Equally important was Gadoury’s role with others at Cornell in establishing the critical function of early-season control of grape powdery mildew. In a series of elegant lab and vineyard studies lead by Gadoury, they showed convincingly that ontogenic resistance limits susceptibility of grape berries to a 4-week period around bloom, disproving the long-held view that berries remained susceptible for 2 months. The outcome of this breakthrough was a significant adjustment and reduction of fungicide spray schedules worldwide. By precisely identifying the end of the susceptibility period, Gadoury and colleagues also helped wine-grape growers avoid premature termination of spraying that contributed to an insidious form of the disease called “diffuse powdery mildew,” which predisposes grapes to contamination by spoilage microorganisms that create off-flavors in wine.
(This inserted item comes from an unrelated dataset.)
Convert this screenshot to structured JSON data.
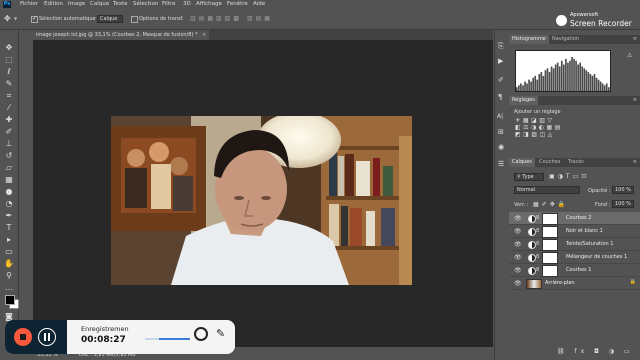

The impact of Gadoury’s work in fruit pathology is affirmed by 66 refereed research publications, nearly 800 citations of his papers (an extraordinary number in fruit pathology), numerous visiting research and lecture experiences around the world, and service on review panels. Comments by colleagues on his impact were uniformly glowing. A prominent colleague states that “he is THE authority worldwide on apple scab and grape powdery mildew.” Colleagues consistently stated that “his papers should be required reading for all grad students in plant pathology…because of their logical and systematic approach and painstaking attention to detail.” Gadoury was also praised for “the amazing breadth of his approach to solving problems, ranging from mycology to epidemiology, genetics, biophysics, and molecular host-pathogen interactions.”
Gadoury is an enthusiastic and committed citizen of his department and of APS. He is seen as a “brilliant mentor for graduate students” whose “natural and infectious curiosity challenges his students” and has created a “legacy of students with successful careers in plant pathology.” He has lectured internationally on writing effectively for diverse competitive grants programs and on the process of preparing articles for refereed journals. He has advocated forcefully and effectively, both at Cornell and through APS committees, for a greater emphasis on undergraduate teaching and work experience in order to recruit future plant pathologists, and he now chairs a committee tasked with identifying future challenges to the profession of plant pathology.
For his innovative contributions to fruit epidemiology, highly effective mentoring of young scientists, and exemplary service, Gadoury is truly worthy of receiving the APS Fellow Award.
A native of Rhode Island, Gadoury received his B.S. degree from the University of Rhode Island in 1978. His M.S. and Ph.D. degrees in plant pathology were earned at University of New Hampshire in 1981 and 1984, respectively. At the New York State Experiment Station in Geneva, he was hired in 1985 as a research associate II, rising to research associate III in 1990 and to senior research associate in 1993. Gadoury is an avid hiker and skier and is completing a second round of ascents of all 48 high peaks in the White Mountains of New Hampshire.